I love Isa. I use Vegan with a Vengeance and Veganimicon all the time. I follow her on twitter and read the recipes she posts on her website Post-Punk Kitchen. When I heard she’d written Appetite for Reduction, I knew I’d want to make some of the recipes part of my vegan diet. The cookbook contains 125 low-fat vegan recipes—salads, soups, chili & stews, veggies, side dishes, pasta, beans, tofu & tempeh.
“Low-fat cookbooks can be a war zone for women. I wanted to create something fun and positive, something that would empower you in the produce aisle and give you a reason to sport that cute vintage apron. I want you to love your kitchen, love yourself, and, yeah, maybe to love tofu just a little bit, too.”
In using any of Isa’s cookbooks, I feel like she’s right by my side as I chop veggies or make soup. Appetite for Reduction features conversational language, side bar tips [cooking/shopping/basic food information], nutritional guides, nutritional tips and simple yet tasty recipes. I’m looking forward to trying many recipes in Appetite for Reduction.
Here are the recipes I tried:
Everyday Chickpea-Quinoa salad– delicious and easy. Makes a huge amount. Excellent mix of textures and flavors. Will absolutely make this again
Caulipots—a super yummy, quick and nutritious half-half cauliflower-potato mash. glorious comfort food without feeling to full or guilty.

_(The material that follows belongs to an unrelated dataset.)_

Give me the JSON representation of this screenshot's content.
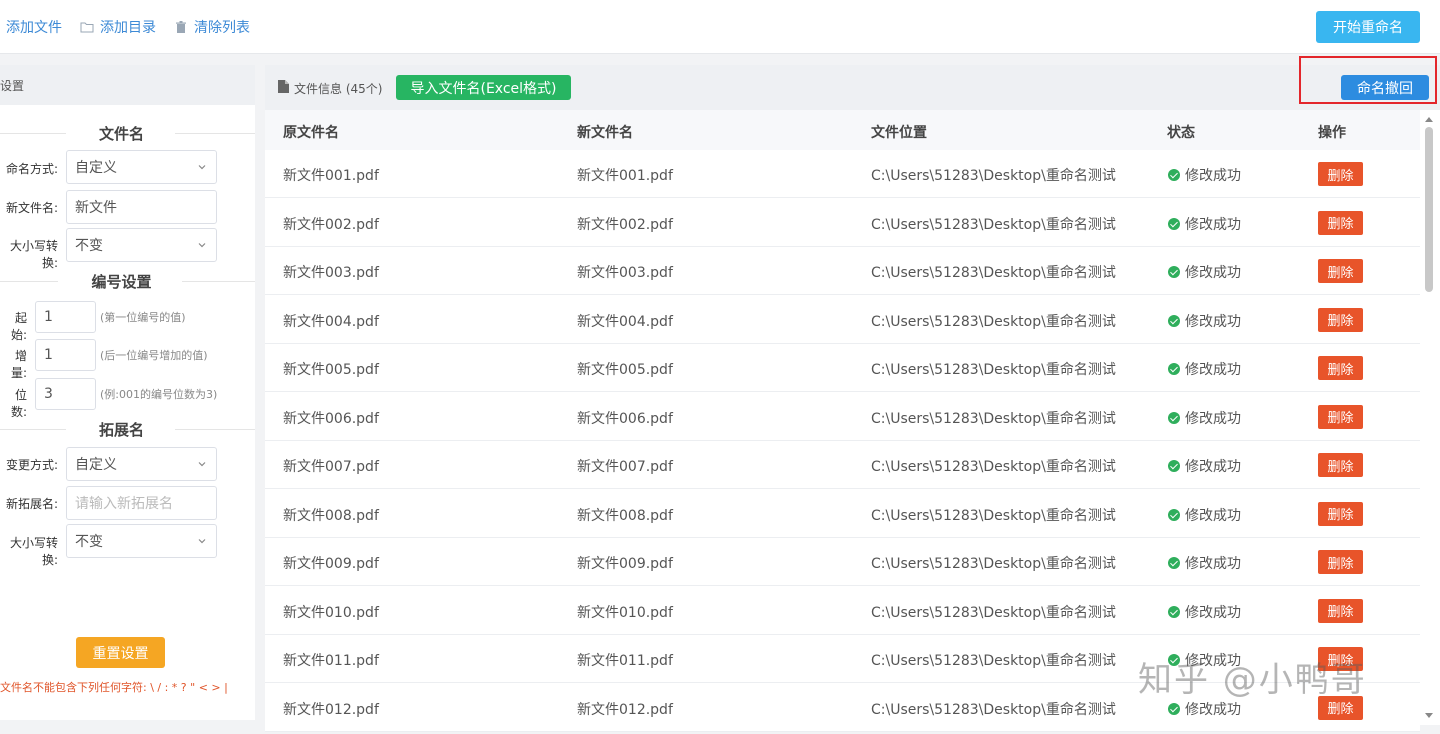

Chili-Lime-Rubbed Tofu—relatively easy. Very tasty. I’ve actually never baked tofu. I just buy it at Whole Foods. So this is good. Perhaps a bit too much lime juice tangy when I expected more chili burn.
purchase at Amazon: Appetite for Reduction: 125 Fast and Filling Low-Fat Vegan Recipes
Forks Over Knives is one of the most effective documentaries about going vegan that I’ve seen [better than Food Inc. and Fat, Sick and Nearly Dead]. It provided me with more arguments to use when someone wonders why I’m a vegan and if I’m truly getting all the proper nutrients etc. Yes I am. I feel better than I would if eating dairy or fish and I’ve not eaten meat since I was 18. Forks Over Knifes shows how doctors made a link between some of the most serious chronic conditions [diabetes, high cholesterol, heart disease] and the consumption of a whole foods plant-based diet. Some of these conditions get completely reversed by changing one’s eating habits.
–40% of Americans are obese
–The U.S. spends $2.2 trillion on healthcare, which is 5x the defense budget
–Per person, Americans consume 222 lbs of meat, 147 lbs of sugar and 605 lbs of dairy annually
–increased dairy consumption leads to increases incidences of osteoporosis and hip fractures
for more info: Forks Over Knives website